“And half the crowd is white. We’re just like two slaves in that ring. The masters get two of us big old black slaves and let us fight it out while they be, ‘My slave can whup your slave.’ That’s what I see when I see two black people fighting.’”
“This was the extent of difficulties that Ali and others from his community faced, something which the Indian sportspersons, least of all the cricketers, can ever imagine,” Bhattacharjee pointed out. “They are mollycoddled and hero-worshipped
by most of us, we afford them the luxury of swanky cars and posh bungalows, we jump on anybody with all our might if he speaks even a word against our ‘cricket god’, we derive vicarious pleasure and satisfaction at the wealth they earn from brand endorsements, and are the first ones in the queue to buy those products.
“Without intending to belittle the struggles of our sportspersons of today, let’s say this: the way we put individuals like Sachin Tendulkar or Mahendra Singh Dhoni, for instance, on a pedestal is totally uncalled for,” remarked Bhattacharjee.
“The way we have been going gaga over Virat Kohli lately is also how it should not be. Cheering good performances is not wrong, but the way we go overboard with our admiration for sportspersons in India is. It will be tempered when you think long and hard about the difficulties Ali faced and defeated.”
This might be heresy, but another commentator, Sandeep Dwivedi, has also suggested that people like Tendulkar should learn from Ali and be prepared to speak out even at the risk of courting unpopularity.
According to Dwivedi, “What Ali was to the world, Tendulkar is to India. Their body of work, the precious heirloom that their respective nations flaunt, gave them the unconditional love of millions. Ali understood the power and responsibility that accompanied this love. He knew he could push the envelope and get away with it.
“His fans appreciated that Ali’s courage wasn’t confined only to the ring – even without gloves he could take on the non-boxing heavyweights. They were so indebted to Ali for being ‘anti-national’ and talking peace during those frenzied days of war, that they didn’t mind his occasional misjudgements.
“Tendulkar, too, has that licence, but either he isn’t aware of it or is too conservative to use it. He has told friends in private that he avoids taking stands since he doesn’t want to get dragged into controversies or offend people. But not speaking out and wasting a mandate that he has so diligently earned like Ali, is a bigger breach of trust.
“Except for that one statement where he said that ‘Bombay belongs to all Indians’ – an undeniable fact, but a stand Bal Thackeray didn’t want a Maharashtrian to take – Tendulkar has been a silent spectator during every emotive or divisive controversy
India has grappled with.
“A few years ago, there was hope when Tendulkar walked into the Rajya Sabha. After his stunningly articulate extempore farewell speech reduced Wankhede to tears, you saw potential.

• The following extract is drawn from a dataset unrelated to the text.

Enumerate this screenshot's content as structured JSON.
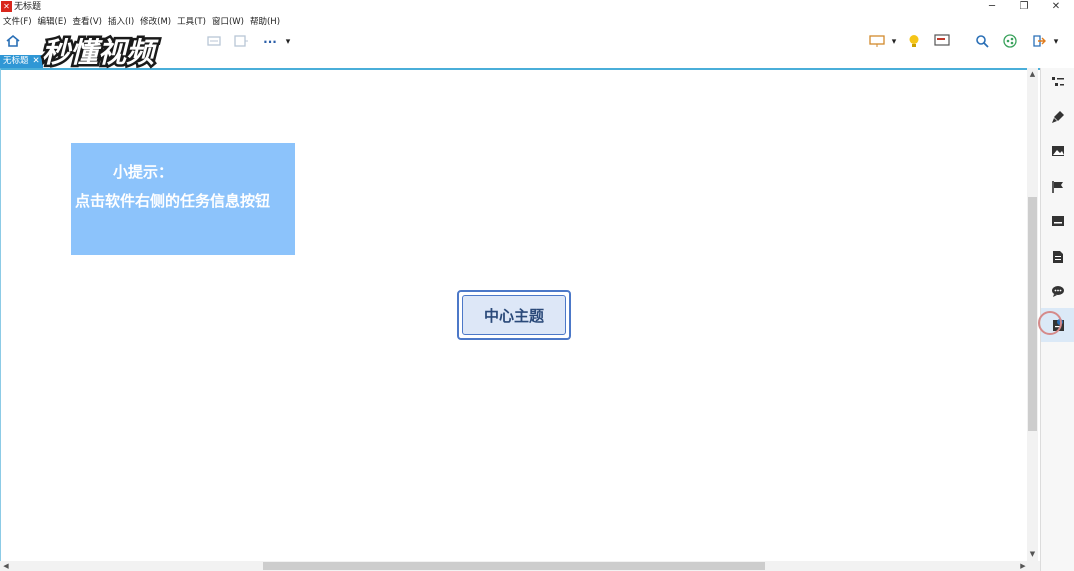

The House of Elders, you thought, would get to listen to the voice that commanded pin-drop attention at team meetings, solved dressing-room differences and drew awe in the cricketing world. That didn’t happen.”
In comparison, Dwivedi has argued, “take any prickly issue – religious, social or political – the heavyweight boxer never pulled his punches. In contrast, the pantheon of our sporting demi-gods – who called the late Ali their role model – is blind to the world outside the stadium.
“They have been hailed as innovators,glorified as visionaries, compared to gods, but they haven’t lent their wisdom to unravelling India’s complexities nor have they joined the knotty debates this diverse land throws up every day.
“Typing #MyHeroAli takes little time. But to be his real follower needs a lifetime of climbing up mountains and walking on fire.”